▶ [PROBLEM STATEMENT] Return all the data verbatim but without images.

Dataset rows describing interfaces
# # #

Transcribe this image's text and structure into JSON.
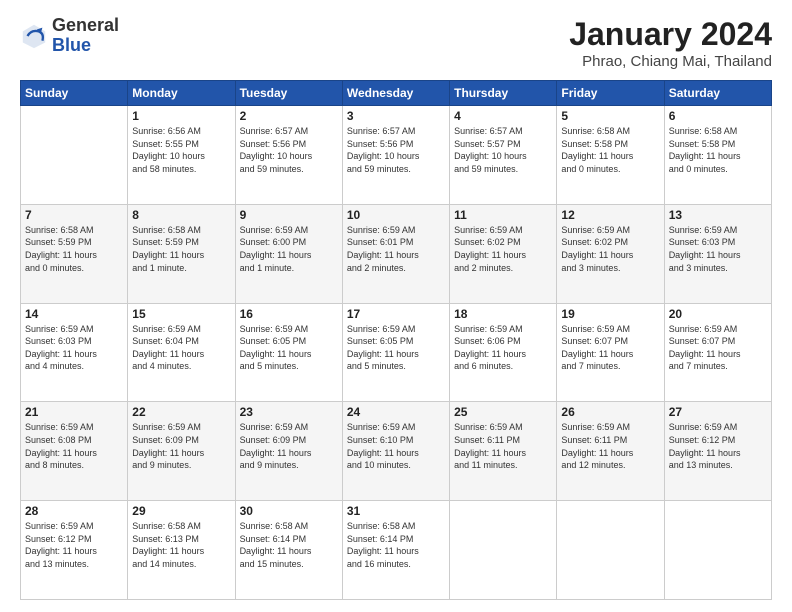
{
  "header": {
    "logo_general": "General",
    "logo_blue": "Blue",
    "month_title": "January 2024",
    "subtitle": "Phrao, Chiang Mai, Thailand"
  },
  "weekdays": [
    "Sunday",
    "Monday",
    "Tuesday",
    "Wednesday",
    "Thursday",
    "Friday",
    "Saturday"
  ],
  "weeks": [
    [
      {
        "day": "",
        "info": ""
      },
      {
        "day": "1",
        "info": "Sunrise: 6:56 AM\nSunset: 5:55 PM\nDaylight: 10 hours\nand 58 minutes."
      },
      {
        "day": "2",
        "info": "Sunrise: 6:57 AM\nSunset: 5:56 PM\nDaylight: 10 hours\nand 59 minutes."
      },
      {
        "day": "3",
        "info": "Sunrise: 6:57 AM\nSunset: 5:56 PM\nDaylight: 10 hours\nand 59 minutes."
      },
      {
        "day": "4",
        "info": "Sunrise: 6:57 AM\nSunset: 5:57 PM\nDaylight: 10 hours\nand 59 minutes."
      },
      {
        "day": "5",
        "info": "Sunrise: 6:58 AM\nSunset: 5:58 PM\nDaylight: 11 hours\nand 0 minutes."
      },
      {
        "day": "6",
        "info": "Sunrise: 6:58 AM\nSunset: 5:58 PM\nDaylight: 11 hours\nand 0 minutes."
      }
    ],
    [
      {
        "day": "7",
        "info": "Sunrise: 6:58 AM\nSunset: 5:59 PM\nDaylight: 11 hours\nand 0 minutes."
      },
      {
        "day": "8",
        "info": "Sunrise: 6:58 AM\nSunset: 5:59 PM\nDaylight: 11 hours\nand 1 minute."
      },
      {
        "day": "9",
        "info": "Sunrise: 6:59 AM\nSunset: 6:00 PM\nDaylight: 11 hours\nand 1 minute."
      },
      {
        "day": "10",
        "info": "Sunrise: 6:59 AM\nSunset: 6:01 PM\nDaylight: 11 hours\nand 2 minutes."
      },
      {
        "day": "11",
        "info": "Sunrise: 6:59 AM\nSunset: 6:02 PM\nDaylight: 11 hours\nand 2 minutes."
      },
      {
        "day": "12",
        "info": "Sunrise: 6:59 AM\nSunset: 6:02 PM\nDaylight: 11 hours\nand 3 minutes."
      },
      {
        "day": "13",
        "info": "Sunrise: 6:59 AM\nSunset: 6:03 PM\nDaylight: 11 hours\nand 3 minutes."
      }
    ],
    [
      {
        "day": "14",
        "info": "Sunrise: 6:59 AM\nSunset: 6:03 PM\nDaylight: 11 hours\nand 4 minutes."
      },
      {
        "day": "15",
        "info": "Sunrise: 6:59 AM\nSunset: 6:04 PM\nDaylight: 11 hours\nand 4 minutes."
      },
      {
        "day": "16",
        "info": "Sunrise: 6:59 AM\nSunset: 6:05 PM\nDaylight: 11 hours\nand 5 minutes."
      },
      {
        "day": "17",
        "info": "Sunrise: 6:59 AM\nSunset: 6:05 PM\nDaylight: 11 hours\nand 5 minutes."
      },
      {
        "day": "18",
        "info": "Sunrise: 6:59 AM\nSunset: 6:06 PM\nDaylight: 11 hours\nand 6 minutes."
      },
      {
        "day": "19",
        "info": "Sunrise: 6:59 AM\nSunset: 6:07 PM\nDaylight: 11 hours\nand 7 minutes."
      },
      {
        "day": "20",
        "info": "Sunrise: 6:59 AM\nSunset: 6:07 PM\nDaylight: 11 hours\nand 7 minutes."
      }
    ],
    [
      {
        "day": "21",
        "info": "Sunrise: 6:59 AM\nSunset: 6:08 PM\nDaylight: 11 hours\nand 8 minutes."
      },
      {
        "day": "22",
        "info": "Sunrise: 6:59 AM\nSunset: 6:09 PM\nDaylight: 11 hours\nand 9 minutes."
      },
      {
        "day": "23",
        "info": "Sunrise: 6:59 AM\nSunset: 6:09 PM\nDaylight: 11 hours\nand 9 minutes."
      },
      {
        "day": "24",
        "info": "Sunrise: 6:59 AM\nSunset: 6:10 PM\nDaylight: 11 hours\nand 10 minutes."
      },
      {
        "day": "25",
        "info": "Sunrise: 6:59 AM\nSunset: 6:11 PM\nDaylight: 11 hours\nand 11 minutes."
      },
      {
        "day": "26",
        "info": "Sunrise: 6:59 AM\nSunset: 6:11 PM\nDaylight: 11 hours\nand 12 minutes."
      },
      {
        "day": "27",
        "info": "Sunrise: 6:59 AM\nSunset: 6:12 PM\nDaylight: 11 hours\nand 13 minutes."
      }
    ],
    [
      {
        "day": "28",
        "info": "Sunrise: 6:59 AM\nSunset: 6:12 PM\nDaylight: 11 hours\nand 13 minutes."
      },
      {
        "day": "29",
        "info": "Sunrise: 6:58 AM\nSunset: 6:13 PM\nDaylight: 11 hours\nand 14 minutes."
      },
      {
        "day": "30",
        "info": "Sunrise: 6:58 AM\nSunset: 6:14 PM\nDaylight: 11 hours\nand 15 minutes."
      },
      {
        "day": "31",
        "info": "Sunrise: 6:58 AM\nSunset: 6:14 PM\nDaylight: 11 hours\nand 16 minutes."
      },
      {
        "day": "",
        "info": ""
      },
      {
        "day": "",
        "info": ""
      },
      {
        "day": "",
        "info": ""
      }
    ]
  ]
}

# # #

▶ [WRITTEN ANSWER]
Transcribe this image's text and structure into JSON.
{
  "header": {
    "logo_general": "General",
    "logo_blue": "Blue",
    "month_title": "January 2024",
    "subtitle": "Phrao, Chiang Mai, Thailand"
  },
  "weekdays": [
    "Sunday",
    "Monday",
    "Tuesday",
    "Wednesday",
    "Thursday",
    "Friday",
    "Saturday"
  ],
  "weeks": [
    [
      {
        "day": "",
        "info": ""
      },
      {
        "day": "1",
        "info": "Sunrise: 6:56 AM\nSunset: 5:55 PM\nDaylight: 10 hours\nand 58 minutes."
      },
      {
        "day": "2",
        "info": "Sunrise: 6:57 AM\nSunset: 5:56 PM\nDaylight: 10 hours\nand 59 minutes."
      },
      {
        "day": "3",
        "info": "Sunrise: 6:57 AM\nSunset: 5:56 PM\nDaylight: 10 hours\nand 59 minutes."
      },
      {
        "day": "4",
        "info": "Sunrise: 6:57 AM\nSunset: 5:57 PM\nDaylight: 10 hours\nand 59 minutes."
      },
      {
        "day": "5",
        "info": "Sunrise: 6:58 AM\nSunset: 5:58 PM\nDaylight: 11 hours\nand 0 minutes."
      },
      {
        "day": "6",
        "info": "Sunrise: 6:58 AM\nSunset: 5:58 PM\nDaylight: 11 hours\nand 0 minutes."
      }
    ],
    [
      {
        "day": "7",
        "info": "Sunrise: 6:58 AM\nSunset: 5:59 PM\nDaylight: 11 hours\nand 0 minutes."
      },
      {
        "day": "8",
        "info": "Sunrise: 6:58 AM\nSunset: 5:59 PM\nDaylight: 11 hours\nand 1 minute."
      },
      {
        "day": "9",
        "info": "Sunrise: 6:59 AM\nSunset: 6:00 PM\nDaylight: 11 hours\nand 1 minute."
      },
      {
        "day": "10",
        "info": "Sunrise: 6:59 AM\nSunset: 6:01 PM\nDaylight: 11 hours\nand 2 minutes."
      },
      {
        "day": "11",
        "info": "Sunrise: 6:59 AM\nSunset: 6:02 PM\nDaylight: 11 hours\nand 2 minutes."
      },
      {
        "day": "12",
        "info": "Sunrise: 6:59 AM\nSunset: 6:02 PM\nDaylight: 11 hours\nand 3 minutes."
      },
      {
        "day": "13",
        "info": "Sunrise: 6:59 AM\nSunset: 6:03 PM\nDaylight: 11 hours\nand 3 minutes."
      }
    ],
    [
      {
        "day": "14",
        "info": "Sunrise: 6:59 AM\nSunset: 6:03 PM\nDaylight: 11 hours\nand 4 minutes."
      },
      {
        "day": "15",
        "info": "Sunrise: 6:59 AM\nSunset: 6:04 PM\nDaylight: 11 hours\nand 4 minutes."
      },
      {
        "day": "16",
        "info": "Sunrise: 6:59 AM\nSunset: 6:05 PM\nDaylight: 11 hours\nand 5 minutes."
      },
      {
        "day": "17",
        "info": "Sunrise: 6:59 AM\nSunset: 6:05 PM\nDaylight: 11 hours\nand 5 minutes."
      },
      {
        "day": "18",
        "info": "Sunrise: 6:59 AM\nSunset: 6:06 PM\nDaylight: 11 hours\nand 6 minutes."
      },
      {
        "day": "19",
        "info": "Sunrise: 6:59 AM\nSunset: 6:07 PM\nDaylight: 11 hours\nand 7 minutes."
      },
      {
        "day": "20",
        "info": "Sunrise: 6:59 AM\nSunset: 6:07 PM\nDaylight: 11 hours\nand 7 minutes."
      }
    ],
    [
      {
        "day": "21",
        "info": "Sunrise: 6:59 AM\nSunset: 6:08 PM\nDaylight: 11 hours\nand 8 minutes."
      },
      {
        "day": "22",
        "info": "Sunrise: 6:59 AM\nSunset: 6:09 PM\nDaylight: 11 hours\nand 9 minutes."
      },
      {
        "day": "23",
        "info": "Sunrise: 6:59 AM\nSunset: 6:09 PM\nDaylight: 11 hours\nand 9 minutes."
      },
      {
        "day": "24",
        "info": "Sunrise: 6:59 AM\nSunset: 6:10 PM\nDaylight: 11 hours\nand 10 minutes."
      },
      {
        "day": "25",
        "info": "Sunrise: 6:59 AM\nSunset: 6:11 PM\nDaylight: 11 hours\nand 11 minutes."
      },
      {
        "day": "26",
        "info": "Sunrise: 6:59 AM\nSunset: 6:11 PM\nDaylight: 11 hours\nand 12 minutes."
      },
      {
        "day": "27",
        "info": "Sunrise: 6:59 AM\nSunset: 6:12 PM\nDaylight: 11 hours\nand 13 minutes."
      }
    ],
    [
      {
        "day": "28",
        "info": "Sunrise: 6:59 AM\nSunset: 6:12 PM\nDaylight: 11 hours\nand 13 minutes."
      },
      {
        "day": "29",
        "info": "Sunrise: 6:58 AM\nSunset: 6:13 PM\nDaylight: 11 hours\nand 14 minutes."
      },
      {
        "day": "30",
        "info": "Sunrise: 6:58 AM\nSunset: 6:14 PM\nDaylight: 11 hours\nand 15 minutes."
      },
      {
        "day": "31",
        "info": "Sunrise: 6:58 AM\nSunset: 6:14 PM\nDaylight: 11 hours\nand 16 minutes."
      },
      {
        "day": "",
        "info": ""
      },
      {
        "day": "",
        "info": ""
      },
      {
        "day": "",
        "info": ""
      }
    ]
  ]
}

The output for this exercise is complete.